Non-Clinical Therapies Excluded from Private Health Cover

Natural therapies, including yoga, will be excluded from health cover next year.

A hit list of natural therapies including naturopathy, yoga and Pilates will be excluded from private health cover next year unless they are offered only as incentives.

Despite petitions from the natural therapy industry, which argues many Australians use the treatments to stay well, the Federal Health Department confirmed this week that 16 items would not be funded under health insurance policies that were government-subsidised.

From April next year, Alexander Technique, aromatherapy, Bowen therapy, Buteyko, Feldenkrais, herbalism, homeopathy, iridology, kinesiology, naturopathy, reflexology, Rolfing and shiatsu will not be covered.

Popular fitness and wellbeing practices such as yoga, Pilates and tai chi will also be excluded.

Changes were foreshadowed by Health Minister Greg Hunt last October, after a Commonwealth review queried the benefits of most natural therapies.

The Australian Natural Therapists Association met Mr Hunt to argue against the changes but a Health Department spokeswoman confirmed the therapies would be removed from private health insurance packages. “Commonwealth funding is typically only paid where a therapy has demonstrated clinical efficacy,” she said.

“Therefore, the Australian Government has decided to remove private health insurance coverage for these services from complying health insurance products that attract the private health insurance rebate.

“It is important that practitioners note that some private health insurers provide access to gym services and other products as incentives under their insurance.”

She said private health insurers would still be able to provide natural therapies when they did not attract a government rebate.

HBF chief executive John Van Der Wielen said he believed his industry had gone too far covering non-clinical therapies and he believed reforms must go further.

“I’m outspoken on this, and it’s not a criticism of alternative therapies and medicines, but it goes back to the core principle of insurance, and I’m self-critical of the industry, including HBF,” he said.

“Health insurers have spent a lot of time innovating and paying more on rebates on a Fitbit or massage therapy, and that has added a benefit but also a cost.

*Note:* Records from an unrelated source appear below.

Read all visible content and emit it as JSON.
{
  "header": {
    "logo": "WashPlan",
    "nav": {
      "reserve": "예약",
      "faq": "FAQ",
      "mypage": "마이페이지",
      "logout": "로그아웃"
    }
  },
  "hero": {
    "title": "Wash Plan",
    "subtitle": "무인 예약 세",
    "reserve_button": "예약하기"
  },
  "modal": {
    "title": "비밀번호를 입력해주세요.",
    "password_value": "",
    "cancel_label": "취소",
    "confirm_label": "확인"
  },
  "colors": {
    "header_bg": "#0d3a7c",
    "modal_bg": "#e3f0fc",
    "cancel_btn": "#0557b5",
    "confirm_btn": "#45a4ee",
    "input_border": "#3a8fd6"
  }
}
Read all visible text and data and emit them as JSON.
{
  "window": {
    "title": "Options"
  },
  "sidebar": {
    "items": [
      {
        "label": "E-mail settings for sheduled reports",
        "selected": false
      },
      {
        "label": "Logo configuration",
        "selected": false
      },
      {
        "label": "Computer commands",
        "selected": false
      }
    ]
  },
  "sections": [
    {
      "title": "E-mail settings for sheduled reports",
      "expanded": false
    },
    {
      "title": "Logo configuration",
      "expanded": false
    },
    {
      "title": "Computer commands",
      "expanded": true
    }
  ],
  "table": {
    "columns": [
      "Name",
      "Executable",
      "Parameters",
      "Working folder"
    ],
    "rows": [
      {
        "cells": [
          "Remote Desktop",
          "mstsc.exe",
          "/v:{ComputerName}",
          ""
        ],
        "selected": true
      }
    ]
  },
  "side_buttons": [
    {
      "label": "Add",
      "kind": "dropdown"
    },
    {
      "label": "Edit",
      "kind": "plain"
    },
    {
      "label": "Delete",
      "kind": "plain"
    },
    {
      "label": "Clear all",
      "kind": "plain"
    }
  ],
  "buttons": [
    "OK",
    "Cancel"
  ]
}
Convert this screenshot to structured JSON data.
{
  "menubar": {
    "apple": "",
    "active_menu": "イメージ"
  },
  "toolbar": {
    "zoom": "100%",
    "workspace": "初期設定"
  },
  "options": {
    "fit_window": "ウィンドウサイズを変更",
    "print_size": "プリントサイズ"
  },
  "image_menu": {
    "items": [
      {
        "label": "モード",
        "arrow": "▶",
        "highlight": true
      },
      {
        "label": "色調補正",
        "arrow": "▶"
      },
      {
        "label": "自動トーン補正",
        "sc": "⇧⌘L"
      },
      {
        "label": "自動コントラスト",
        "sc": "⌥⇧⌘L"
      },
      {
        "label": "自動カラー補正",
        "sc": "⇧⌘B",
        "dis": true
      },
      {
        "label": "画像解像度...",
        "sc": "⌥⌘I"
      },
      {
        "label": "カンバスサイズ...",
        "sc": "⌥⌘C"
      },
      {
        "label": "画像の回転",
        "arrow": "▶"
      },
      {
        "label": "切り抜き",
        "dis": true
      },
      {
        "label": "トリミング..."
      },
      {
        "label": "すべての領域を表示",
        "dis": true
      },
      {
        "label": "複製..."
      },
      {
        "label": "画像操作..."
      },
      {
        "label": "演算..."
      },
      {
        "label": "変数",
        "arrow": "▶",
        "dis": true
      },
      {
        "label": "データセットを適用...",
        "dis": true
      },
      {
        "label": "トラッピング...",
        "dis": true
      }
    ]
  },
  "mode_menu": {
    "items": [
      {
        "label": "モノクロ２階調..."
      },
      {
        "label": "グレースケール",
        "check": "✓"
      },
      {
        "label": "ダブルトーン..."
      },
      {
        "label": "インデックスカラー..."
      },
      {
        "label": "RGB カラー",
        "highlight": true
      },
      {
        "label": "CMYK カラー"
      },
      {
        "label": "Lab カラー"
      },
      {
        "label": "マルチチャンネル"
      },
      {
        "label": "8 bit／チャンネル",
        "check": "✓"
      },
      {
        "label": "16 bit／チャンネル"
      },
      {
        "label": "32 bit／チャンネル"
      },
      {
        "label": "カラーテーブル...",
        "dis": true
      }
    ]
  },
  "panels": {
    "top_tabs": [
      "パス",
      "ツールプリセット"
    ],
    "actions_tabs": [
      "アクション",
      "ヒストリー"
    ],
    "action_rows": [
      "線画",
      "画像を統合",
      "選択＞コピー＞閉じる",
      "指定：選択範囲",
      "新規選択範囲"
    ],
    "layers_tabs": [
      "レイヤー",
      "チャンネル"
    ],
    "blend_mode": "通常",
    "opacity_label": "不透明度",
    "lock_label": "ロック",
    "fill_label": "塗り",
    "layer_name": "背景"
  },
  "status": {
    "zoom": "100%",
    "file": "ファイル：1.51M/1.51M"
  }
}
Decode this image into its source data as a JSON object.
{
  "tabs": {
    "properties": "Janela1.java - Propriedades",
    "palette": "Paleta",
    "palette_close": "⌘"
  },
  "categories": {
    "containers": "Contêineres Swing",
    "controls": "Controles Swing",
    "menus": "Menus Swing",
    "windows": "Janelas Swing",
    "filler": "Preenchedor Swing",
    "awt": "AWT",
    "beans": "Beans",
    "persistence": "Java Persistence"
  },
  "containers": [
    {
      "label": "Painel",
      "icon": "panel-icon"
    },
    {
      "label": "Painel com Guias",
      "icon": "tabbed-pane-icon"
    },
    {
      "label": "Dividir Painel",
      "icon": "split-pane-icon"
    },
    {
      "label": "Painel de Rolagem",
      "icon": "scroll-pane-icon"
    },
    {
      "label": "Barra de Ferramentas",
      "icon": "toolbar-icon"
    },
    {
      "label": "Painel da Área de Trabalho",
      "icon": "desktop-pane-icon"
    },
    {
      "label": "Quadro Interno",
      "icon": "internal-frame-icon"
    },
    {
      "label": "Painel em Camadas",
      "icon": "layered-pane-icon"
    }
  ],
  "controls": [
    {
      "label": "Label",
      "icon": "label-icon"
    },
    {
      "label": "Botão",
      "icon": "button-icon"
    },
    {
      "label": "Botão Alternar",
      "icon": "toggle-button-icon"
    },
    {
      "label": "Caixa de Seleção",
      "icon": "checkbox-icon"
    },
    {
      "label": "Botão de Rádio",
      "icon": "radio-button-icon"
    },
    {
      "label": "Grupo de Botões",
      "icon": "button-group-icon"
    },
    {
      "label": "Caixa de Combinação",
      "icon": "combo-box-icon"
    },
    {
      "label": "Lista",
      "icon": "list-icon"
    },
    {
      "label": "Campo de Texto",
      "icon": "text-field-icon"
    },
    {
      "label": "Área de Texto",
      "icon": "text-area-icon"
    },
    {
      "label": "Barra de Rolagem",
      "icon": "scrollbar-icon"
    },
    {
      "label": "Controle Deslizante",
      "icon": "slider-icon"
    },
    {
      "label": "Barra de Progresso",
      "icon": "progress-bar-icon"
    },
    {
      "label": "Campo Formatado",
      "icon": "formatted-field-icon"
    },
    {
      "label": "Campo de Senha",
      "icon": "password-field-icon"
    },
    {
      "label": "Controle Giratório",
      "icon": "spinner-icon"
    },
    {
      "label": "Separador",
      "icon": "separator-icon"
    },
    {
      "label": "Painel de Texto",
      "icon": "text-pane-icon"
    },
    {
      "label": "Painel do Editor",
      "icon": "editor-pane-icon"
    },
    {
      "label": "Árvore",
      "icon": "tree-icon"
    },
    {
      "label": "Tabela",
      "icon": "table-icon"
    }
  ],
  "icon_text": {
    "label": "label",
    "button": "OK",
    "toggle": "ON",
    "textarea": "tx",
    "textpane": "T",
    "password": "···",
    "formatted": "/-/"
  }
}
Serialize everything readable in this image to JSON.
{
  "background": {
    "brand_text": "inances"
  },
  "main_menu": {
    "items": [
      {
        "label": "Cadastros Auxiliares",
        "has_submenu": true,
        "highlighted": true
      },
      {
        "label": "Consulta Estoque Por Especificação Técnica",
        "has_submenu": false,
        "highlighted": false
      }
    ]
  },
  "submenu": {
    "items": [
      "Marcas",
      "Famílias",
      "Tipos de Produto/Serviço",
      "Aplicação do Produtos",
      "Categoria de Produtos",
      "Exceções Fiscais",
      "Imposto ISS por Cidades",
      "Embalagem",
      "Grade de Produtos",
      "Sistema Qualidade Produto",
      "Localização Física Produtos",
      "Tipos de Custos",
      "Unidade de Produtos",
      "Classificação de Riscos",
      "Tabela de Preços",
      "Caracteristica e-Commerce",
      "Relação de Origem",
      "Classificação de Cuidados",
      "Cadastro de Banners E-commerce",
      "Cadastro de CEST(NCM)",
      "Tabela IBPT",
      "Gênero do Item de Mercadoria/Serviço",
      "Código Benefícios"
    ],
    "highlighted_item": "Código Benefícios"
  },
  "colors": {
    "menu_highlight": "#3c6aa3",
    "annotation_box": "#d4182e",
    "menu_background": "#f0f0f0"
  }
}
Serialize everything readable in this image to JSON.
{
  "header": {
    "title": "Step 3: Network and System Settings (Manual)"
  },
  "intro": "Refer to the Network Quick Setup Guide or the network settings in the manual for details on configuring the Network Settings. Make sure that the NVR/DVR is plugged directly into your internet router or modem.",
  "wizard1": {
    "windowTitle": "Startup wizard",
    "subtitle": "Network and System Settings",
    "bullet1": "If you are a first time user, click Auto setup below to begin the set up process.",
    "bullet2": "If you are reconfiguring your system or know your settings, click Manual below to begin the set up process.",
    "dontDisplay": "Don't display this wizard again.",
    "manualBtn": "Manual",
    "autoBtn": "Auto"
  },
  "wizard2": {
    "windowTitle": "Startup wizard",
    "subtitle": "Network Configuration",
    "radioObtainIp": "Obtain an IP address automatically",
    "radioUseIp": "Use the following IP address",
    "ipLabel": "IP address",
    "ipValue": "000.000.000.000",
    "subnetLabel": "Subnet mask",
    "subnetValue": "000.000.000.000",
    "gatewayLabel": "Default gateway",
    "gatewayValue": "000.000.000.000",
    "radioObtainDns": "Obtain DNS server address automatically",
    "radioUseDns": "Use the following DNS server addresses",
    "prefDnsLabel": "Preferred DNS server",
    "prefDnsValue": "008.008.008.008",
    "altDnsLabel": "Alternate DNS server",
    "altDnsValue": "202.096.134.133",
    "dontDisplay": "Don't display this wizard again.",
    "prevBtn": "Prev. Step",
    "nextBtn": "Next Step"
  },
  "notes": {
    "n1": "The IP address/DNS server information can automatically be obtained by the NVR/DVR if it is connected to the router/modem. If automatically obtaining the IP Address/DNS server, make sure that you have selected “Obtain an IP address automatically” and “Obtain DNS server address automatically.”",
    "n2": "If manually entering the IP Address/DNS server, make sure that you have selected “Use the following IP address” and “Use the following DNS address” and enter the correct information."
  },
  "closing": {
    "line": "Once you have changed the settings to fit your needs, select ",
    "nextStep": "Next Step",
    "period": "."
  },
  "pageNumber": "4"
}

“If you come from outside the health industry it doesn’t make sense that your fund won’t pay for a GP visit but it will pay for Reiki.”